The rich Malvani gravy, featured a special Malvani masala, with a special blend of spices and slightly different from the Kalva curry, was smooth, yet delicious spicy and tangy. To quote from the food website vahrehvah.com, “Malvani cuisine features a lot of onion based curries and malvani spice paste or masala which is a special blend of spices that lends the cuisine its distinctive taste. Malvani cuisine uses coconut liberally in various forms such as grated, fried, coconut paste and coconut milk. Spices like dried red chillies, coriander seeds, peppercorns, cumin, cardamom, ginger and garlic etc are extensively used in their daily recipes. Dried kokum, tamarind and raw mango offer their tanginess to the dishes. Malvani gravy is reddish brown in colour and very spicy because of the usage of more red chillies.” Coated in sooji, my friend loved the fried fish so much that she could not stop talking about it!
Oyster Masala Thali ( Goan Style)
A day later when we were at the Malvan beach and slightly disappointed as the boat services to the magnificent Sindhu Durg we could see in the distance were closed due to the rainy season, we came across this restaurant called ‘ Only Fish’ and walked right in. We asked what varieties of fish were available and were told that not everything on the menu would be available as fishing was closed due to the rains and would resume in the first week of September. The chef recommended Oyster Masala Thali and Crab Thali. The Oyster Masala Thali, was in this case prepared differently, it was lighter in colour and spicier.
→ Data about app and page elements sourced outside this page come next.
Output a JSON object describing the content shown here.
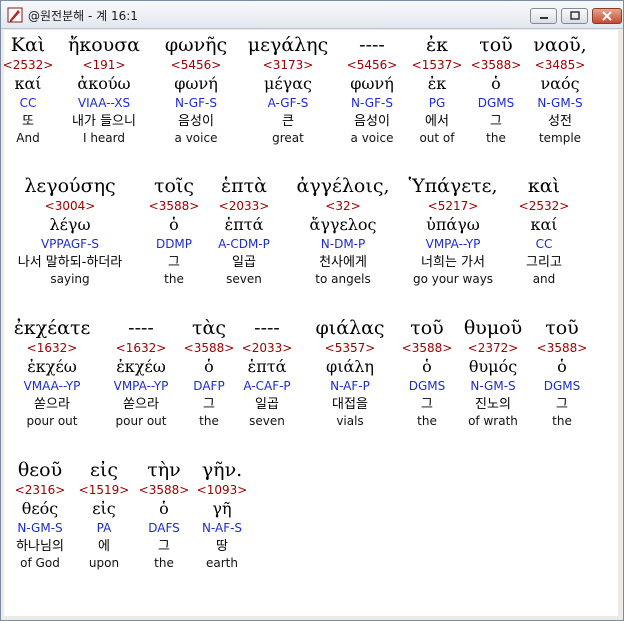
{
  "window": {
    "title": "@원전분해 - 계 16:1",
    "buttons": {
      "minimize": "minimize-icon",
      "maximize": "maximize-icon",
      "close": "close-icon"
    }
  },
  "rows": [
    [
      {
        "greek": "Καὶ",
        "strong": "<2532>",
        "lemma": "καί",
        "morph": "CC",
        "korean": "또",
        "english": "And"
      },
      {
        "greek": "ἤκουσα",
        "strong": "<191>",
        "lemma": "ἀκούω",
        "morph": "VIAA--XS",
        "korean": "내가 들으니",
        "english": "I heard"
      },
      {
        "greek": "φωνῆς",
        "strong": "<5456>",
        "lemma": "φωνή",
        "morph": "N-GF-S",
        "korean": "음성이",
        "english": "a voice"
      },
      {
        "greek": "μεγάλης",
        "strong": "<3173>",
        "lemma": "μέγας",
        "morph": "A-GF-S",
        "korean": "큰",
        "english": "great"
      },
      {
        "greek": "----",
        "strong": "<5456>",
        "lemma": "φωνή",
        "morph": "N-GF-S",
        "korean": "음성이",
        "english": "a voice"
      },
      {
        "greek": "ἐκ",
        "strong": "<1537>",
        "lemma": "ἐκ",
        "morph": "PG",
        "korean": "에서",
        "english": "out of"
      },
      {
        "greek": "τοῦ",
        "strong": "<3588>",
        "lemma": "ὁ",
        "morph": "DGMS",
        "korean": "그",
        "english": "the"
      },
      {
        "greek": "ναοῦ,",
        "strong": "<3485>",
        "lemma": "ναός",
        "morph": "N-GM-S",
        "korean": "성전",
        "english": "temple"
      }
    ],
    [
      {
        "greek": "λεγούσης",
        "strong": "<3004>",
        "lemma": "λέγω",
        "morph": "VPPAGF-S",
        "korean": "나서 말하되-하더라",
        "english": "saying"
      },
      {
        "greek": "τοῖς",
        "strong": "<3588>",
        "lemma": "ὁ",
        "morph": "DDMP",
        "korean": "그",
        "english": "the"
      },
      {
        "greek": "ἑπτὰ",
        "strong": "<2033>",
        "lemma": "ἑπτά",
        "morph": "A-CDM-P",
        "korean": "일곱",
        "english": "seven"
      },
      {
        "greek": "ἀγγέλοις,",
        "strong": "<32>",
        "lemma": "ἄγγελος",
        "morph": "N-DM-P",
        "korean": "천사에게",
        "english": "to angels"
      },
      {
        "greek": "Ὑπάγετε,",
        "strong": "<5217>",
        "lemma": "ὑπάγω",
        "morph": "VMPA--YP",
        "korean": "너희는 가서",
        "english": "go your ways"
      },
      {
        "greek": "καὶ",
        "strong": "<2532>",
        "lemma": "καί",
        "morph": "CC",
        "korean": "그리고",
        "english": "and"
      }
    ],
    [
      {
        "greek": "ἐκχέατε",
        "strong": "<1632>",
        "lemma": "ἐκχέω",
        "morph": "VMAA--YP",
        "korean": "쏟으라",
        "english": "pour out"
      },
      {
        "greek": "----",
        "strong": "<1632>",
        "lemma": "ἐκχέω",
        "morph": "VMPA--YP",
        "korean": "쏟으라",
        "english": "pour out"
      },
      {
        "greek": "τὰς",
        "strong": "<3588>",
        "lemma": "ὁ",
        "morph": "DAFP",
        "korean": "그",
        "english": "the"
      },
      {
        "greek": "----",
        "strong": "<2033>",
        "lemma": "ἑπτά",
        "morph": "A-CAF-P",
        "korean": "일곱",
        "english": "seven"
      },
      {
        "greek": "φιάλας",
        "strong": "<5357>",
        "lemma": "φιάλη",
        "morph": "N-AF-P",
        "korean": "대접을",
        "english": "vials"
      },
      {
        "greek": "τοῦ",
        "strong": "<3588>",
        "lemma": "ὁ",
        "morph": "DGMS",
        "korean": "그",
        "english": "the"
      },
      {
        "greek": "θυμοῦ",
        "strong": "<2372>",
        "lemma": "θυμός",
        "morph": "N-GM-S",
        "korean": "진노의",
        "english": "of wrath"
      },
      {
        "greek": "τοῦ",
        "strong": "<3588>",
        "lemma": "ὁ",
        "morph": "DGMS",
        "korean": "그",
        "english": "the"
      }
    ],
    [
      {
        "greek": "θεοῦ",
        "strong": "<2316>",
        "lemma": "θεός",
        "morph": "N-GM-S",
        "korean": "하나님의",
        "english": "of God"
      },
      {
        "greek": "εἰς",
        "strong": "<1519>",
        "lemma": "εἰς",
        "morph": "PA",
        "korean": "에",
        "english": "upon"
      },
      {
        "greek": "τὴν",
        "strong": "<3588>",
        "lemma": "ὁ",
        "morph": "DAFS",
        "korean": "그",
        "english": "the"
      },
      {
        "greek": "γῆν.",
        "strong": "<1093>",
        "lemma": "γῆ",
        "morph": "N-AF-S",
        "korean": "땅",
        "english": "earth"
      }
    ]
  ]
}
The chef told us that it was cooked in coconut gravy and they used a special Goanese masala which was predominantly made of turmeric, red chillies, jeera and black pepper and it is this masala that makes it different from the Malvan style of cooking. We were told that many foreigners asked it to be boiled with little spices, and that might not be a bad idea, as I found that the spicy gravy was somewhat overwhelming the taste of the oysters. Again, this went well with the chapatis.
Crab Masala Thali (Goan Style)
Having tried other fishes, we decided to order a crab Thali too. There were two options of mud crabs and swimming crabs, depending on where they are found and we ordered the latter. The crab was juicy and succulent in spicy gravy, though we felt that the spices could have been more evenly spread. It came along with rice, chapati, salad and fish gravy plus a bowl of fish curry that had small shrimps and other fish, that also came with the Oyster Thali. The best part of a crab meal is slowly breaking down the claws and tasting the fresh, soft and delicate meat inside. As usual with any crab meal, it took a while to break open the crab and by the time we were done with lunch we were not only full but also tired!
Our trip had to be cut short and ended a few days before schedule. But the fish fest we had will stay with us for a very long time!